_DIRECTIONS FOR THIS TASK_: Print the records below exactly, with no pictures.

_MATERIAL SUPPLIED_:
%%

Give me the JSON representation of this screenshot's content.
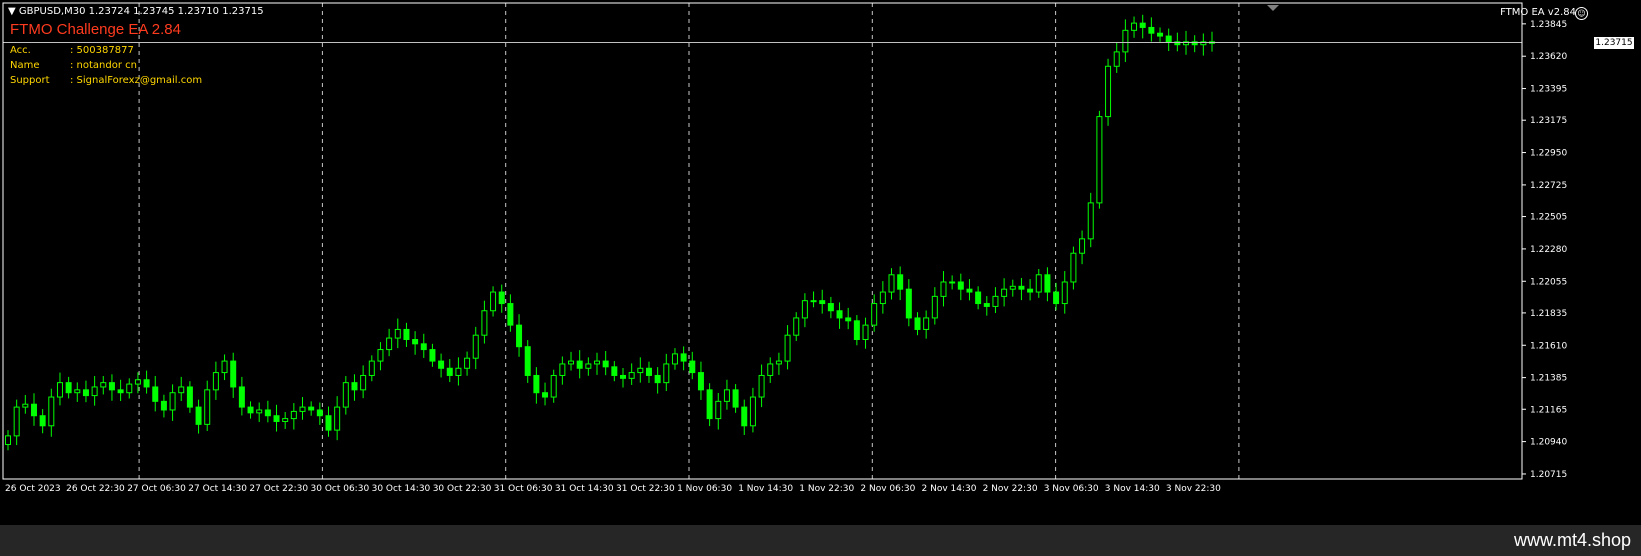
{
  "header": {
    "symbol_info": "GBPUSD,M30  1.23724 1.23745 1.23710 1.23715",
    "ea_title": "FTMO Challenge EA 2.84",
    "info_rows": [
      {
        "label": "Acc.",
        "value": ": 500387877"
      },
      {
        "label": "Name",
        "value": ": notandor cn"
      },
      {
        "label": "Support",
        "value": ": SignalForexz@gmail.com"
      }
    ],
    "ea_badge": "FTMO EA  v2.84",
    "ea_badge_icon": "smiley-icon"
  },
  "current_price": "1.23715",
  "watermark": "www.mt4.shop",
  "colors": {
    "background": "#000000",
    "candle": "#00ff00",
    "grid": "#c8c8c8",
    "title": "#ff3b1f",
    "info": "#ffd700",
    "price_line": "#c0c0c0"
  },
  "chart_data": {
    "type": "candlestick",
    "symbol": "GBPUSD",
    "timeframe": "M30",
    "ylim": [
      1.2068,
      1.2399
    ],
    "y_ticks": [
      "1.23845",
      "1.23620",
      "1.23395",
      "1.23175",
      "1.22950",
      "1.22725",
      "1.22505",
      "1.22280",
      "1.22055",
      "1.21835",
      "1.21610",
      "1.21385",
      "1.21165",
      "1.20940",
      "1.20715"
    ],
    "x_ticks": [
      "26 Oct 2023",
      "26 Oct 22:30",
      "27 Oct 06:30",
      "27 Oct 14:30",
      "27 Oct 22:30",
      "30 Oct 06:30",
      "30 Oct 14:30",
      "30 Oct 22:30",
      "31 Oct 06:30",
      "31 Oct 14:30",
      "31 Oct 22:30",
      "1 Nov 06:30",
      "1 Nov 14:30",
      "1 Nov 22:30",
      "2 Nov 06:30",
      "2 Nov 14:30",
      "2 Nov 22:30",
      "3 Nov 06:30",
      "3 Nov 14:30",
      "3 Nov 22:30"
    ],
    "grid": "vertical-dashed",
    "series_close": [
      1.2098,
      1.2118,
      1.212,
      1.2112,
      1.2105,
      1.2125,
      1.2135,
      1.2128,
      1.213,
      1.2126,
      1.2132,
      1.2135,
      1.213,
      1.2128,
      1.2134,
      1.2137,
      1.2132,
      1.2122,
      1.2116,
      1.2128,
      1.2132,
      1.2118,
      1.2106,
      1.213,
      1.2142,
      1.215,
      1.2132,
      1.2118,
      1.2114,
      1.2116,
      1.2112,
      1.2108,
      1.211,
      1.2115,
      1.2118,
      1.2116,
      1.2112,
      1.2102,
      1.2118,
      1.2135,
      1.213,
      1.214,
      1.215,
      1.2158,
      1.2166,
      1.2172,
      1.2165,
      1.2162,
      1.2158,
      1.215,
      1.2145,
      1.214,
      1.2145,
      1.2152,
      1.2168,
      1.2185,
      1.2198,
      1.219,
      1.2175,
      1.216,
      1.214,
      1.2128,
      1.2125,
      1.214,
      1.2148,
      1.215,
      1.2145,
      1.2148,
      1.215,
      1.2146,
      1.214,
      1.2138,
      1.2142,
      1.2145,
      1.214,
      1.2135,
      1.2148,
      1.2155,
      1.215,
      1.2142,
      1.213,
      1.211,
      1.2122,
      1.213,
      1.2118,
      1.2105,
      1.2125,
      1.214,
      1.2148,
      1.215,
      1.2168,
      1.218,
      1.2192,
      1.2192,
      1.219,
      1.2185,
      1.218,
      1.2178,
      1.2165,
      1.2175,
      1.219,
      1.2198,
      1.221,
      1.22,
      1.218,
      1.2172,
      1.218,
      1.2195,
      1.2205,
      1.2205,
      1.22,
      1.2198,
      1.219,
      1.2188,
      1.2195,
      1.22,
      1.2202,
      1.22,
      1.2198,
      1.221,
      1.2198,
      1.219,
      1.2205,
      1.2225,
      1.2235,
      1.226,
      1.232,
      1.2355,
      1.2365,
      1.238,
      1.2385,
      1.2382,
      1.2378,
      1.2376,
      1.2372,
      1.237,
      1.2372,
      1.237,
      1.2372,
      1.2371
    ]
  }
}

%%

_RESPONSE_:
Give me the JSON representation of this screenshot's content.
{
  "header": {
    "symbol_info": "GBPUSD,M30  1.23724 1.23745 1.23710 1.23715",
    "ea_title": "FTMO Challenge EA 2.84",
    "info_rows": [
      {
        "label": "Acc.",
        "value": ": 500387877"
      },
      {
        "label": "Name",
        "value": ": notandor cn"
      },
      {
        "label": "Support",
        "value": ": SignalForexz@gmail.com"
      }
    ],
    "ea_badge": "FTMO EA  v2.84",
    "ea_badge_icon": "smiley-icon"
  },
  "current_price": "1.23715",
  "watermark": "www.mt4.shop",
  "colors": {
    "background": "#000000",
    "candle": "#00ff00",
    "grid": "#c8c8c8",
    "title": "#ff3b1f",
    "info": "#ffd700",
    "price_line": "#c0c0c0"
  },
  "chart_data": {
    "type": "candlestick",
    "symbol": "GBPUSD",
    "timeframe": "M30",
    "ylim": [
      1.2068,
      1.2399
    ],
    "y_ticks": [
      "1.23845",
      "1.23620",
      "1.23395",
      "1.23175",
      "1.22950",
      "1.22725",
      "1.22505",
      "1.22280",
      "1.22055",
      "1.21835",
      "1.21610",
      "1.21385",
      "1.21165",
      "1.20940",
      "1.20715"
    ],
    "x_ticks": [
      "26 Oct 2023",
      "26 Oct 22:30",
      "27 Oct 06:30",
      "27 Oct 14:30",
      "27 Oct 22:30",
      "30 Oct 06:30",
      "30 Oct 14:30",
      "30 Oct 22:30",
      "31 Oct 06:30",
      "31 Oct 14:30",
      "31 Oct 22:30",
      "1 Nov 06:30",
      "1 Nov 14:30",
      "1 Nov 22:30",
      "2 Nov 06:30",
      "2 Nov 14:30",
      "2 Nov 22:30",
      "3 Nov 06:30",
      "3 Nov 14:30",
      "3 Nov 22:30"
    ],
    "grid": "vertical-dashed",
    "series_close": [
      1.2098,
      1.2118,
      1.212,
      1.2112,
      1.2105,
      1.2125,
      1.2135,
      1.2128,
      1.213,
      1.2126,
      1.2132,
      1.2135,
      1.213,
      1.2128,
      1.2134,
      1.2137,
      1.2132,
      1.2122,
      1.2116,
      1.2128,
      1.2132,
      1.2118,
      1.2106,
      1.213,
      1.2142,
      1.215,
      1.2132,
      1.2118,
      1.2114,
      1.2116,
      1.2112,
      1.2108,
      1.211,
      1.2115,
      1.2118,
      1.2116,
      1.2112,
      1.2102,
      1.2118,
      1.2135,
      1.213,
      1.214,
      1.215,
      1.2158,
      1.2166,
      1.2172,
      1.2165,
      1.2162,
      1.2158,
      1.215,
      1.2145,
      1.214,
      1.2145,
      1.2152,
      1.2168,
      1.2185,
      1.2198,
      1.219,
      1.2175,
      1.216,
      1.214,
      1.2128,
      1.2125,
      1.214,
      1.2148,
      1.215,
      1.2145,
      1.2148,
      1.215,
      1.2146,
      1.214,
      1.2138,
      1.2142,
      1.2145,
      1.214,
      1.2135,
      1.2148,
      1.2155,
      1.215,
      1.2142,
      1.213,
      1.211,
      1.2122,
      1.213,
      1.2118,
      1.2105,
      1.2125,
      1.214,
      1.2148,
      1.215,
      1.2168,
      1.218,
      1.2192,
      1.2192,
      1.219,
      1.2185,
      1.218,
      1.2178,
      1.2165,
      1.2175,
      1.219,
      1.2198,
      1.221,
      1.22,
      1.218,
      1.2172,
      1.218,
      1.2195,
      1.2205,
      1.2205,
      1.22,
      1.2198,
      1.219,
      1.2188,
      1.2195,
      1.22,
      1.2202,
      1.22,
      1.2198,
      1.221,
      1.2198,
      1.219,
      1.2205,
      1.2225,
      1.2235,
      1.226,
      1.232,
      1.2355,
      1.2365,
      1.238,
      1.2385,
      1.2382,
      1.2378,
      1.2376,
      1.2372,
      1.237,
      1.2372,
      1.237,
      1.2372,
      1.2371
    ]
  }
}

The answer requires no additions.